            RaisePropertyChanged("ColorList");
        }
    }

    // INotifyPropertyChanged
    public event PropertyChangedEventHandler PropertyChanged = delegate { };

    private void RaisePropertyChanged(string propName)
    {
        PropertyChanged(this, new PropertyChangedEventArgs(propName));
    }
}

In our XAML, we can create a simple ComboBox that binds to this list.  We set the ItemTemplate to display each color as a simple rectangle and the ItemsPanel as a WrapPanel with a fixed width.

    <ComboBox Margin="15" Height="30" Width="200"
                ItemsSource="{Binding ColorList}"
                ScrollViewer.HorizontalScrollBarVisibility="Disabled">
        <ComboBox.ItemTemplate>
            <DataTemplate>
                <Grid>
                    <Rectangle Height="55" Width="55">
                        <Rectangle.Fill>
                            <SolidColorBrush Color="{Binding Color}"/>
                        </Rectangle.Fill>
                    </Rectangle>
                </Grid>
            </DataTemplate>
        </ComboBox.ItemTemplate>
        <ComboBox.ItemsPanel>
            <ItemsPanelTemplate>
                <WrapPanel IsItemsHost="True" Orientation="Horizontal" Width="1000"/>
            </ItemsPanelTemplate>
        </ComboBox.ItemsPanel>
    </ComboBox>

Below is an image showing the ComboBox in action.
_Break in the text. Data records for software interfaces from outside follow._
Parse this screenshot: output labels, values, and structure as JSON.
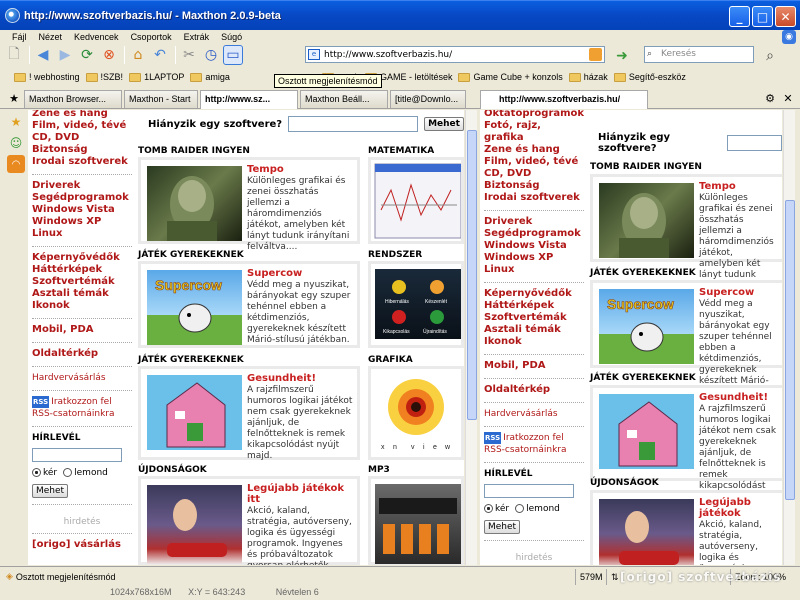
{
  "window": {
    "title": "http://www.szoftverbazis.hu/ - Maxthon 2.0.9-beta"
  },
  "menu": [
    "Fájl",
    "Nézet",
    "Kedvencek",
    "Csoportok",
    "Extrák",
    "Súgó"
  ],
  "address": {
    "url": "http://www.szoftverbazis.hu/"
  },
  "search": {
    "placeholder": "Keresés"
  },
  "favorites": [
    "! webhosting",
    "!SZB!",
    "1LAPTOP",
    "amiga",
    "emuk",
    "GAME - letöltések",
    "Game Cube + konzols",
    "házak",
    "Segítő-eszköz"
  ],
  "tooltip": "Osztott megjelenítésmód",
  "tabs": [
    "Maxthon Browser...",
    "Maxthon - Start",
    "http://www.sz...",
    "Maxthon Beáll...",
    "[title@Downlo...",
    "http://www.szoftverbazis.hu/"
  ],
  "left": {
    "nav_top": [
      "Zene és hang",
      "Film, videó, tévé",
      "CD, DVD",
      "Biztonság",
      "Irodai szoftverek"
    ],
    "nav_sys": [
      "Driverek",
      "Segédprogramok",
      "Windows Vista",
      "Windows XP",
      "Linux"
    ],
    "nav_desk": [
      "Képernyővédők",
      "Háttérképek",
      "Szoftvertémák",
      "Asztali témák",
      "Ikonok"
    ],
    "mobile": "Mobil, PDA",
    "sitemap": "Oldaltérkép",
    "hardware": "Hardvervásárlás",
    "rss_badge": "RSS",
    "rss": "Iratkozzon fel RSS-csatornáinkra",
    "newsletter": "HÍRLEVÉL",
    "radio_yes": "kér",
    "radio_no": "lemond",
    "submit": "Mehet",
    "ad": "hirdetés",
    "origo": "[origo] vásárlás",
    "missing_label": "Hiányzik egy szoftvere?",
    "missing_btn": "Mehet",
    "sections": [
      "TOMB RAIDER INGYEN",
      "JÁTÉK GYEREKEKNEK",
      "JÁTÉK GYEREKEKNEK",
      "ÚJDONSÁGOK"
    ],
    "side_sections": [
      "MATEMATIKA",
      "RENDSZER",
      "GRAFIKA",
      "MP3"
    ],
    "cards": [
      {
        "title": "Tempo",
        "text": "Különleges grafikai és zenei összhatás jellemzi a háromdimenziós játékot, amelyben két lányt tudunk irányítani felváltva...."
      },
      {
        "title": "Supercow",
        "text": "Védd meg a nyuszikat, bárányokat egy szuper tehénnel ebben a kétdimenziós, gyerekeknek készített Márió-stílusú játékban."
      },
      {
        "title": "Gesundheit!",
        "text": "A rajzfilmszerű humoros logikai játékot nem csak gyerekeknek ajánljuk, de felnőtteknek is remek kikapcsolódást nyújt majd."
      },
      {
        "title": "Legújabb játékok itt",
        "text": "Akció, kaland, stratégia, autóverseny, logika és ügyességi programok. Ingyenes és próbaváltozatok gyorsan elérhetők."
      }
    ],
    "rendszer_labels": [
      "Hibernálás",
      "Készenlét",
      "Kikapcsolás",
      "Újraindítás"
    ],
    "supercow_logo": "Supercow",
    "xnview_letters": [
      "x",
      "n",
      "v",
      "i",
      "e",
      "w"
    ]
  },
  "right": {
    "nav_top": [
      "Oktatóprogramok",
      "Fotó, rajz, grafika",
      "Zene és hang",
      "Film, videó, tévé",
      "CD, DVD",
      "Biztonság",
      "Irodai szoftverek"
    ],
    "nav_sys": [
      "Driverek",
      "Segédprogramok",
      "Windows Vista",
      "Windows XP",
      "Linux"
    ],
    "nav_desk": [
      "Képernyővédők",
      "Háttérképek",
      "Szoftvertémák",
      "Asztali témák",
      "Ikonok"
    ],
    "mobile": "Mobil, PDA",
    "sitemap": "Oldaltérkép",
    "hardware": "Hardvervásárlás",
    "rss_badge": "RSS",
    "rss": "Iratkozzon fel RSS-csatornáinkra",
    "newsletter": "HÍRLEVÉL",
    "radio_yes": "kér",
    "radio_no": "lemond",
    "submit": "Mehet",
    "ad": "hirdetés",
    "missing_label": "Hiányzik egy szoftvere?",
    "sections": [
      "TOMB RAIDER INGYEN",
      "JÁTÉK GYEREKEKNEK",
      "JÁTÉK GYEREKEKNEK",
      "ÚJDONSÁGOK"
    ],
    "cards": [
      {
        "title": "Tempo",
        "text": "Különleges grafikai és zenei összhatás jellemzi a háromdimenziós játékot, amelyben két lányt tudunk irányítani felváltva...."
      },
      {
        "title": "Supercow",
        "text": "Védd meg a nyuszikat, bárányokat egy szuper tehénnel ebben a kétdimenziós, gyerekeknek készített Márió-stílusú játékban."
      },
      {
        "title": "Gesundheit!",
        "text": "A rajzfilmszerű humoros logikai játékot nem csak gyerekeknek ajánljuk, de felnőtteknek is remek kikapcsolódást nyújt majd."
      },
      {
        "title": "Legújabb játékok",
        "text": "Akció, kaland, stratégia, autóverseny, logika és ügyességi programok. Ingyenes és próbaváltozatok"
      }
    ],
    "supercow_logo": "Supercow"
  },
  "status": {
    "text": "Osztott megjelenítésmód",
    "mem": "579M",
    "zoom": "Zoom: 100%"
  },
  "taskhint": {
    "res": "1024x768x16M",
    "xy": "X:Y = 643:243",
    "level": "Névtelen 6"
  },
  "watermark": "[origo] szoftverbázis",
  "colors": {
    "link": "#b01818",
    "title_bar": "#0848c4"
  }
}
Note that the colors are sorted by hue, given that the GenerateColorList method sorted the color values this way.

963-001
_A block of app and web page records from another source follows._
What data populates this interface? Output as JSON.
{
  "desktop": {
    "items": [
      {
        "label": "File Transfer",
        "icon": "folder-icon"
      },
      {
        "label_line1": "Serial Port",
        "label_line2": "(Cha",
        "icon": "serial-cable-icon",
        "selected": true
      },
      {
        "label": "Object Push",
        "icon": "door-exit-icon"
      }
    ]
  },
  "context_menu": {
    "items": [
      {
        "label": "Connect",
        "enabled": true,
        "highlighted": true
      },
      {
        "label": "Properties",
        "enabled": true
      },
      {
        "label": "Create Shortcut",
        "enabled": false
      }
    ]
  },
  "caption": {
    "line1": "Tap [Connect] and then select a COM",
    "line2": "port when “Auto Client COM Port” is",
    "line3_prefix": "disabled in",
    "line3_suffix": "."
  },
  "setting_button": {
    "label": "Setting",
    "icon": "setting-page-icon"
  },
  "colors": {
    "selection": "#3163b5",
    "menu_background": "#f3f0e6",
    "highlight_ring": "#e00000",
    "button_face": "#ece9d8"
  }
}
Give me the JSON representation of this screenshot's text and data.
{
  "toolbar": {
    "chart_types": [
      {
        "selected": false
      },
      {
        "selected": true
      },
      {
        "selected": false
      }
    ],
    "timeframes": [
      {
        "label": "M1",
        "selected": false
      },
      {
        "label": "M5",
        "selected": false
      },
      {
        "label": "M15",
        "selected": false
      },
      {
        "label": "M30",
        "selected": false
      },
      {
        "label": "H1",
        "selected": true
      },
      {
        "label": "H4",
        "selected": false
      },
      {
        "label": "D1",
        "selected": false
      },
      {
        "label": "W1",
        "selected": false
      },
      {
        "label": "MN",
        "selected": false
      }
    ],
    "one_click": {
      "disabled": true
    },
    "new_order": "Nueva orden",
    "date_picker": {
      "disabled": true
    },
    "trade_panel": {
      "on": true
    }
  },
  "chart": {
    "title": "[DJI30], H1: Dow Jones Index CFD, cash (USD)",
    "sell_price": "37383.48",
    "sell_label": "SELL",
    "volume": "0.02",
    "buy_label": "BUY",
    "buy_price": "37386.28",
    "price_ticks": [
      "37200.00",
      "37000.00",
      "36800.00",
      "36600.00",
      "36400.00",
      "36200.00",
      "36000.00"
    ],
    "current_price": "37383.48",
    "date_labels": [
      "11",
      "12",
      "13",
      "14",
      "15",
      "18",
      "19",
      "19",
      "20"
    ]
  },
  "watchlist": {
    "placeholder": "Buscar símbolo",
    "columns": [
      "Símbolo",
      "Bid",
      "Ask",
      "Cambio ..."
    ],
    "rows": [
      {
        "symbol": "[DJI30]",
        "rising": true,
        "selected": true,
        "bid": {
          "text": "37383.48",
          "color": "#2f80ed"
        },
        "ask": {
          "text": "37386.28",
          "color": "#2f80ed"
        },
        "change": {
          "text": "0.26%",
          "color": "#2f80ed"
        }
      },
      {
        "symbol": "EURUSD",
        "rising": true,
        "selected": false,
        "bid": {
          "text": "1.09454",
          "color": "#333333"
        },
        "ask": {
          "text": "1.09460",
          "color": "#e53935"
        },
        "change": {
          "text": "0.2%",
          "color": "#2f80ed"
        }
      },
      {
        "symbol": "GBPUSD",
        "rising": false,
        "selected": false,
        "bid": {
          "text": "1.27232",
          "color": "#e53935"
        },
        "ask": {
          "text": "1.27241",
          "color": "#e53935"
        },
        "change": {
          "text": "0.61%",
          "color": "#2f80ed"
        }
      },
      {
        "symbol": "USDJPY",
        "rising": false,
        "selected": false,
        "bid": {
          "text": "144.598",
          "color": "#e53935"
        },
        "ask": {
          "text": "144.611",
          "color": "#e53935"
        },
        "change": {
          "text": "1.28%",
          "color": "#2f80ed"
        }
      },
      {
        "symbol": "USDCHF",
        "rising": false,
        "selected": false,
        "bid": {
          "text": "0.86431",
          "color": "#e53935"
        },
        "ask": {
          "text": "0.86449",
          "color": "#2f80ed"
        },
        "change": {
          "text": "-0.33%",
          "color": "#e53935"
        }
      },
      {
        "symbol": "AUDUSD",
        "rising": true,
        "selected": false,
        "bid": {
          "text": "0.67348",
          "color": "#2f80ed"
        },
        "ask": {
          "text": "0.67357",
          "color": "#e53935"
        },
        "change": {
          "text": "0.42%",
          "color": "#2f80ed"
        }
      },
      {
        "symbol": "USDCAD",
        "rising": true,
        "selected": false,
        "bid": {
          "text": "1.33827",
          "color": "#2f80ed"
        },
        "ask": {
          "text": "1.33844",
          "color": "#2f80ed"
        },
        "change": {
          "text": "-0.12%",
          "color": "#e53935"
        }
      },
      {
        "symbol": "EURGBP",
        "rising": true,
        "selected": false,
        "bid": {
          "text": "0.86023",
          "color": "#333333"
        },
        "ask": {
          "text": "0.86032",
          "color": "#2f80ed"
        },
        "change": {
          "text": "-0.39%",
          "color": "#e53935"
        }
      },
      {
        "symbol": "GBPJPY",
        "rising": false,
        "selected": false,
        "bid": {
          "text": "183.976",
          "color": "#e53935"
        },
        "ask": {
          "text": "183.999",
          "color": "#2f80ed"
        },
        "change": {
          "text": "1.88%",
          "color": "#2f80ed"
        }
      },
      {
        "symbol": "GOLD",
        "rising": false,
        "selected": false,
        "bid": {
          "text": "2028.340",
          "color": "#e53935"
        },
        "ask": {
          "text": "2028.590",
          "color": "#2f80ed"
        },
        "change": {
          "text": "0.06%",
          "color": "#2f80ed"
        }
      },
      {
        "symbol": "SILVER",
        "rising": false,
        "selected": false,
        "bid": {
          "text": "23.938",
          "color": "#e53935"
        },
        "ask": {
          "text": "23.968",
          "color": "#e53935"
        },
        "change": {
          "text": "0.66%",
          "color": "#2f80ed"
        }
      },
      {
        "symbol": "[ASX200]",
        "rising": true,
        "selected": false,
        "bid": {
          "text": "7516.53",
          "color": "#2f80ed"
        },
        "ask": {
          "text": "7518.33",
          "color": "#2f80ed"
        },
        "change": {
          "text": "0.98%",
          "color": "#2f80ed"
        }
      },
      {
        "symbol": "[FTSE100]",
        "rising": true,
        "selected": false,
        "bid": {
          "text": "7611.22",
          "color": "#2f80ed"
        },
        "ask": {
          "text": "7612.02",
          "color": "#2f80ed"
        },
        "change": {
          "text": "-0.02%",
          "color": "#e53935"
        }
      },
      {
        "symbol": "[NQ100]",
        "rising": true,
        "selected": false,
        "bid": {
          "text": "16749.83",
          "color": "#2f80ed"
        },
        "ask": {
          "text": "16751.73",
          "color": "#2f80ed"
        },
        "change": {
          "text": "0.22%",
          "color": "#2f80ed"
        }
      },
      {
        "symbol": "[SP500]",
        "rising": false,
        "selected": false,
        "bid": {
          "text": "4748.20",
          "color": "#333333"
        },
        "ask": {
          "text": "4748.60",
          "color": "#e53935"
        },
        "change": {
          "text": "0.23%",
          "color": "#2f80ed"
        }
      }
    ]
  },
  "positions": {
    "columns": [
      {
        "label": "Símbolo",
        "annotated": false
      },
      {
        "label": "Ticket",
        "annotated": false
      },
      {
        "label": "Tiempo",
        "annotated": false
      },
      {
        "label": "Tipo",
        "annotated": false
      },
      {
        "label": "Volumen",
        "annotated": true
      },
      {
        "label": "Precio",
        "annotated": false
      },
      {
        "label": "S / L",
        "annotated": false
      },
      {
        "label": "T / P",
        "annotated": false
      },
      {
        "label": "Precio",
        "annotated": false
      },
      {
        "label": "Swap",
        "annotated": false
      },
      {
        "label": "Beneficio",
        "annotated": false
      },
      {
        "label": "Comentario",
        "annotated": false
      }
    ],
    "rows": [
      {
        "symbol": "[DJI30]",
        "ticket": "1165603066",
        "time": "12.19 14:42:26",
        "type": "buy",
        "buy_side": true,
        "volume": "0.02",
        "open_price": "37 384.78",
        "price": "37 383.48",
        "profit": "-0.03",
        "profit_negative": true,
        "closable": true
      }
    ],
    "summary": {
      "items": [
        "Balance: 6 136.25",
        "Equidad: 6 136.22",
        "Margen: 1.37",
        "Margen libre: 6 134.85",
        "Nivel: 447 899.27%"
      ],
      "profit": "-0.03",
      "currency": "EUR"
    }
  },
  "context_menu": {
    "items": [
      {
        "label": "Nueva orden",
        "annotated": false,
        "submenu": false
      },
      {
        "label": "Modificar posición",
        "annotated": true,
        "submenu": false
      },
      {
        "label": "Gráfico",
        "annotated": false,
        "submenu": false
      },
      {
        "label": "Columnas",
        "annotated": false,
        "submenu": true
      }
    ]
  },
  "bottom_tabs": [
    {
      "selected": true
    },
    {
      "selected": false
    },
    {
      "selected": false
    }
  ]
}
#962 – A Color Selection Box Organized by Hue, part I

Here’s some code that generates a spread of different colors.  (We’ll later bind a ComboBox to the generated list of colors).
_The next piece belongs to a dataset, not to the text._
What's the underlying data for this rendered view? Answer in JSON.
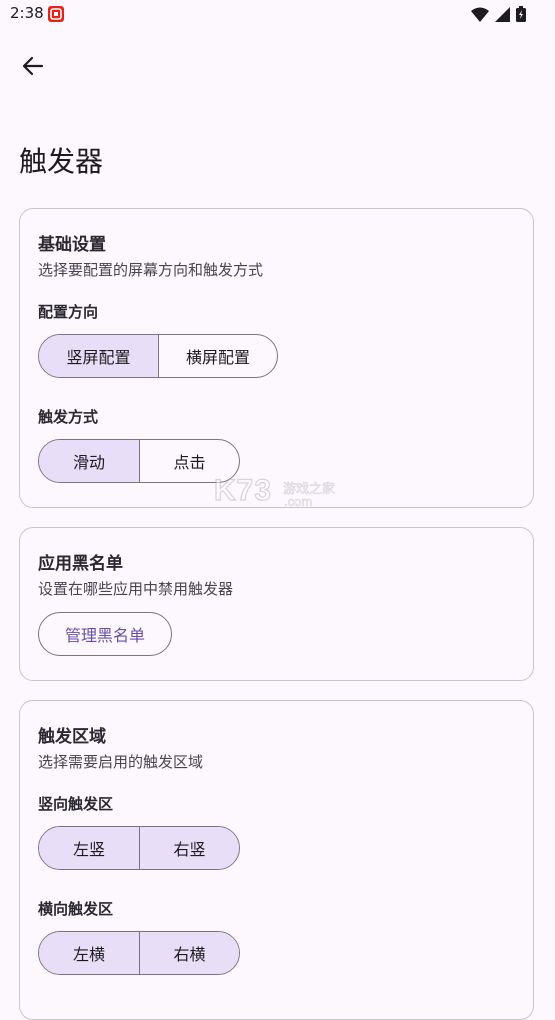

    public class ColorWithInfo : IComparable
    {
        public Color Color { get; set; }

        public string Info
        {
            get { return string.Format("{0}/{1}/{2}", Color.R, Color.G, Color.B); }
        }

        public string HueSatBright
        {
            get { return string.Format("{0}/{1}/{2}", Hue, Saturation, Brightness); }
        }

        public float Hue
        {
            get { return System.Drawing.Color.FromArgb(Color.R, Color.G, Color.B).GetHue(); }
        }

        public float Saturation
        {
            get { return System.Drawing.Color.FromArgb(Color.R, Color.G, Color.B).GetSaturation(); }
        }

        public float Brightness
        {
            get { return System.Drawing.Color.FromArgb(Color.R, Color.G, Color.B).GetBrightness(); }
        }

        public int CompareTo(object obj)
        {
            ColorWithInfo cwiOther = obj as ColorWithInfo;

            // Sort by Hue, and then Saturation, and then Brightness
            if (this.Hue == cwiOther.Hue)
            {
                if (this.Saturation == cwiOther.Saturation)
                    return this.Brightness.CompareTo(cwiOther.Brightness);
                else
                    return this.Saturation.CompareTo(cwiOther.Saturation);
            }
            else
                return this.Hue.CompareTo(cwiOther.Hue);
        }
    }

    public static class ColorUtil
    {
        public static List<ColorWithInfo> GenerateColorList(int numValsPerColor)
        {
            List<ColorWithInfo> colorList = new List<ColorWithInfo>();

            // Create increment such that we start at 0, end at 255,
            // and have a total of numValsPerColor within that range.
            int delta = Convert.ToInt32(255.0 / ((double)numValsPerColor - 1.0));

            for (int r = 0; r < numValsPerColor; r++)
                for (int g = 0; g < numValsPerColor; g++)
                    for (int b = 0; b < numValsPerColor; b++)
                    {
                        ColorWithInfo cwi = new ColorWithInfo {
                            Color = Color.FromRgb((byte)(r * delta), (byte)(g * delta), (byte)(b * delta))};
                        colorList.Add(cwi);
                    }

            colorList.Sort();

            return colorList;
        }
    }